(Data extracted from a collection)
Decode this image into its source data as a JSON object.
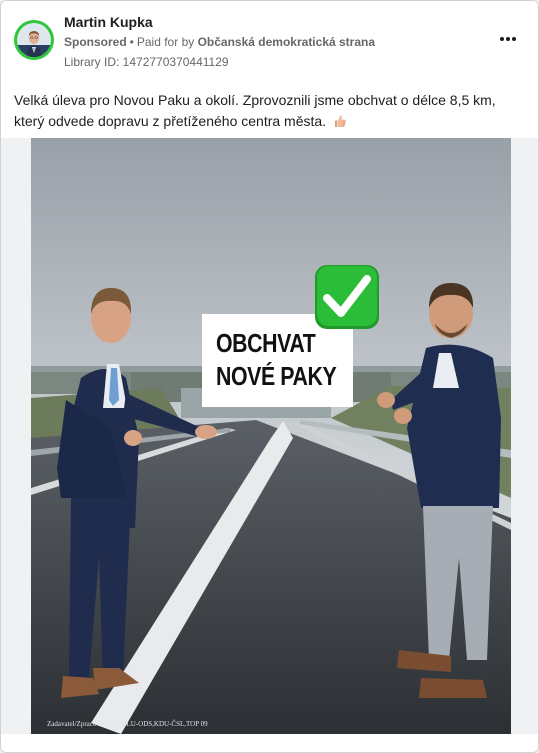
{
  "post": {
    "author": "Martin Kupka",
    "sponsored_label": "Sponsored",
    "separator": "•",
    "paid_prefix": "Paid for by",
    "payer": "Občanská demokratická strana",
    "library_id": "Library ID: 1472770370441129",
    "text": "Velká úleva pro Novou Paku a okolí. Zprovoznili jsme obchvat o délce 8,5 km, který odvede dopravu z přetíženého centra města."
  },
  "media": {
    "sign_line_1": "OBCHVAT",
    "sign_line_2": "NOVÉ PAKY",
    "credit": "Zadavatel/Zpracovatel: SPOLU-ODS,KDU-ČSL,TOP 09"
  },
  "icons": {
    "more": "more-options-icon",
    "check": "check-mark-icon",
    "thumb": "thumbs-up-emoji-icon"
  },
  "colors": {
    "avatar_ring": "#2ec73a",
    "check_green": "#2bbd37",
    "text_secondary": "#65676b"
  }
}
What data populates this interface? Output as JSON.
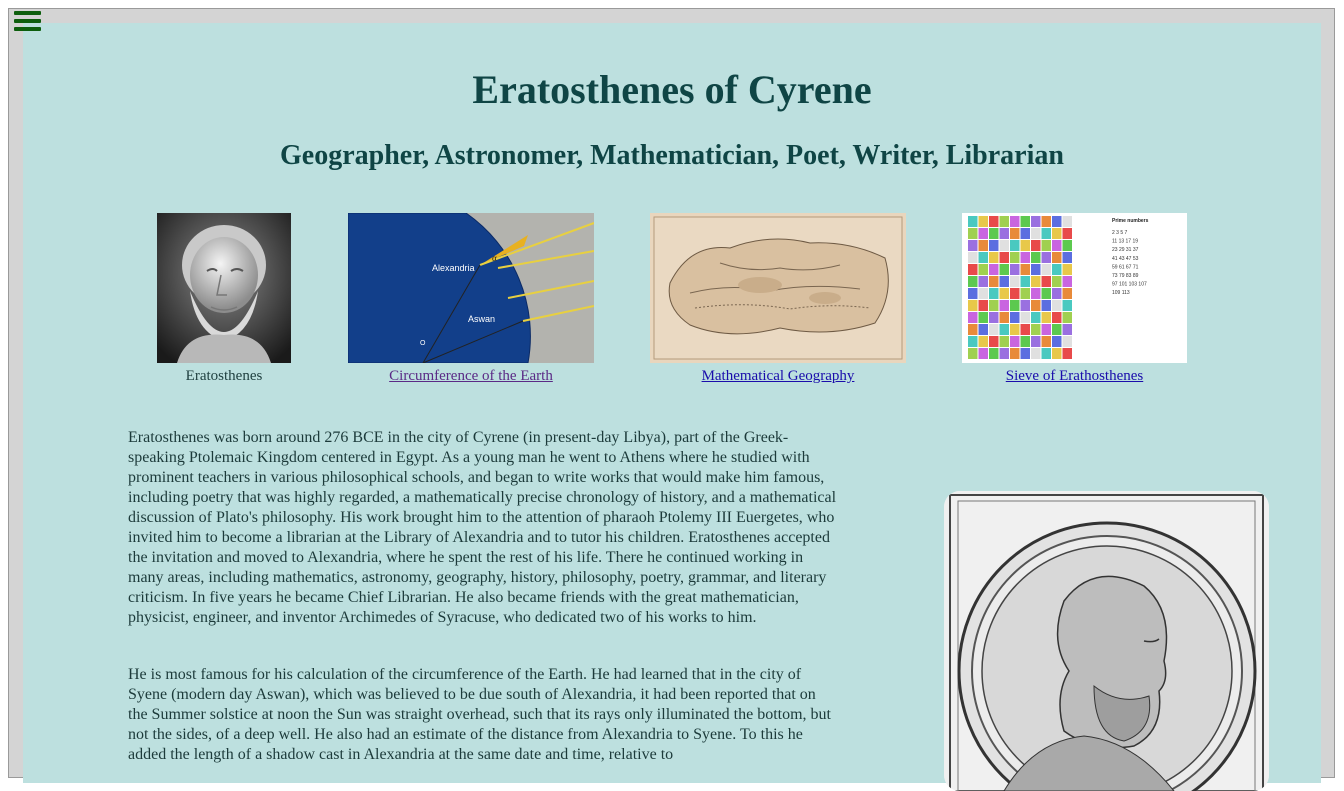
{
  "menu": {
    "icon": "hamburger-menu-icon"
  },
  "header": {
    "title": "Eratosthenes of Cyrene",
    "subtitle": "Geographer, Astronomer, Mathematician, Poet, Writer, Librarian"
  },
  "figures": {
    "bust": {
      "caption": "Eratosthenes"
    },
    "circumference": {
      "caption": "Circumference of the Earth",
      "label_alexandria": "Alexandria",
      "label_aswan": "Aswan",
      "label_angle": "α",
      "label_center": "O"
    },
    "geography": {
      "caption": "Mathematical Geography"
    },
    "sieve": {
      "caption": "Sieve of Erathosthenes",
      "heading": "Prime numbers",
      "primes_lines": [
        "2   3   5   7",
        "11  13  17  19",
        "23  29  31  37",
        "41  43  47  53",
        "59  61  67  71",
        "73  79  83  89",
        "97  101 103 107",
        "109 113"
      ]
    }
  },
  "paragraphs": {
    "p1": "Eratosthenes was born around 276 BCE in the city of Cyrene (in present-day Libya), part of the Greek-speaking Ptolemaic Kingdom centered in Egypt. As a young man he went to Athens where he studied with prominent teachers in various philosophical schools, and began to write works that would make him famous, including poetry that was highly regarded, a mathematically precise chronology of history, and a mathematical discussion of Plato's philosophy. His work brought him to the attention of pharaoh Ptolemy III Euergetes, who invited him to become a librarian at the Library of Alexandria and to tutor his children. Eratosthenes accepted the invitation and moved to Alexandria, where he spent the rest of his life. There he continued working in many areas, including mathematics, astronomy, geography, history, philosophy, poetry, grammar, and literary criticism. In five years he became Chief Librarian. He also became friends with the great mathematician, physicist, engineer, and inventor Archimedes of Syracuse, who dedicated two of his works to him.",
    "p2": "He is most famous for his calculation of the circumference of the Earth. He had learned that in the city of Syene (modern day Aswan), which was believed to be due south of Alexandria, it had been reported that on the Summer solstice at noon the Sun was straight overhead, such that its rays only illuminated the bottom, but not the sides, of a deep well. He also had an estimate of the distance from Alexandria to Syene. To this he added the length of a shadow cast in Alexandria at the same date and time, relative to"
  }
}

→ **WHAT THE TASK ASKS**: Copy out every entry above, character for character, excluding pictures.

→ **RESPONSE TO THIS EXERCISE**:
Decode this image into its source data as a JSON object.
{
  "post": {
    "author": "Martin Kupka",
    "sponsored_label": "Sponsored",
    "separator": "•",
    "paid_prefix": "Paid for by",
    "payer": "Občanská demokratická strana",
    "library_id": "Library ID: 1472770370441129",
    "text": "Velká úleva pro Novou Paku a okolí. Zprovoznili jsme obchvat o délce 8,5 km, který odvede dopravu z přetíženého centra města."
  },
  "media": {
    "sign_line_1": "OBCHVAT",
    "sign_line_2": "NOVÉ PAKY",
    "credit": "Zadavatel/Zpracovatel: SPOLU-ODS,KDU-ČSL,TOP 09"
  },
  "icons": {
    "more": "more-options-icon",
    "check": "check-mark-icon",
    "thumb": "thumbs-up-emoji-icon"
  },
  "colors": {
    "avatar_ring": "#2ec73a",
    "check_green": "#2bbd37",
    "text_secondary": "#65676b"
  }
}
What data populates this interface? Output as JSON.
{
  "menu": {
    "icon": "hamburger-menu-icon"
  },
  "header": {
    "title": "Eratosthenes of Cyrene",
    "subtitle": "Geographer, Astronomer, Mathematician, Poet, Writer, Librarian"
  },
  "figures": {
    "bust": {
      "caption": "Eratosthenes"
    },
    "circumference": {
      "caption": "Circumference of the Earth",
      "label_alexandria": "Alexandria",
      "label_aswan": "Aswan",
      "label_angle": "α",
      "label_center": "O"
    },
    "geography": {
      "caption": "Mathematical Geography"
    },
    "sieve": {
      "caption": "Sieve of Erathosthenes",
      "heading": "Prime numbers",
      "primes_lines": [
        "2   3   5   7",
        "11  13  17  19",
        "23  29  31  37",
        "41  43  47  53",
        "59  61  67  71",
        "73  79  83  89",
        "97  101 103 107",
        "109 113"
      ]
    }
  },
  "paragraphs": {
    "p1": "Eratosthenes was born around 276 BCE in the city of Cyrene (in present-day Libya), part of the Greek-speaking Ptolemaic Kingdom centered in Egypt. As a young man he went to Athens where he studied with prominent teachers in various philosophical schools, and began to write works that would make him famous, including poetry that was highly regarded, a mathematically precise chronology of history, and a mathematical discussion of Plato's philosophy. His work brought him to the attention of pharaoh Ptolemy III Euergetes, who invited him to become a librarian at the Library of Alexandria and to tutor his children. Eratosthenes accepted the invitation and moved to Alexandria, where he spent the rest of his life. There he continued working in many areas, including mathematics, astronomy, geography, history, philosophy, poetry, grammar, and literary criticism. In five years he became Chief Librarian. He also became friends with the great mathematician, physicist, engineer, and inventor Archimedes of Syracuse, who dedicated two of his works to him.",
    "p2": "He is most famous for his calculation of the circumference of the Earth. He had learned that in the city of Syene (modern day Aswan), which was believed to be due south of Alexandria, it had been reported that on the Summer solstice at noon the Sun was straight overhead, such that its rays only illuminated the bottom, but not the sides, of a deep well. He also had an estimate of the distance from Alexandria to Syene. To this he added the length of a shadow cast in Alexandria at the same date and time, relative to"
  }
}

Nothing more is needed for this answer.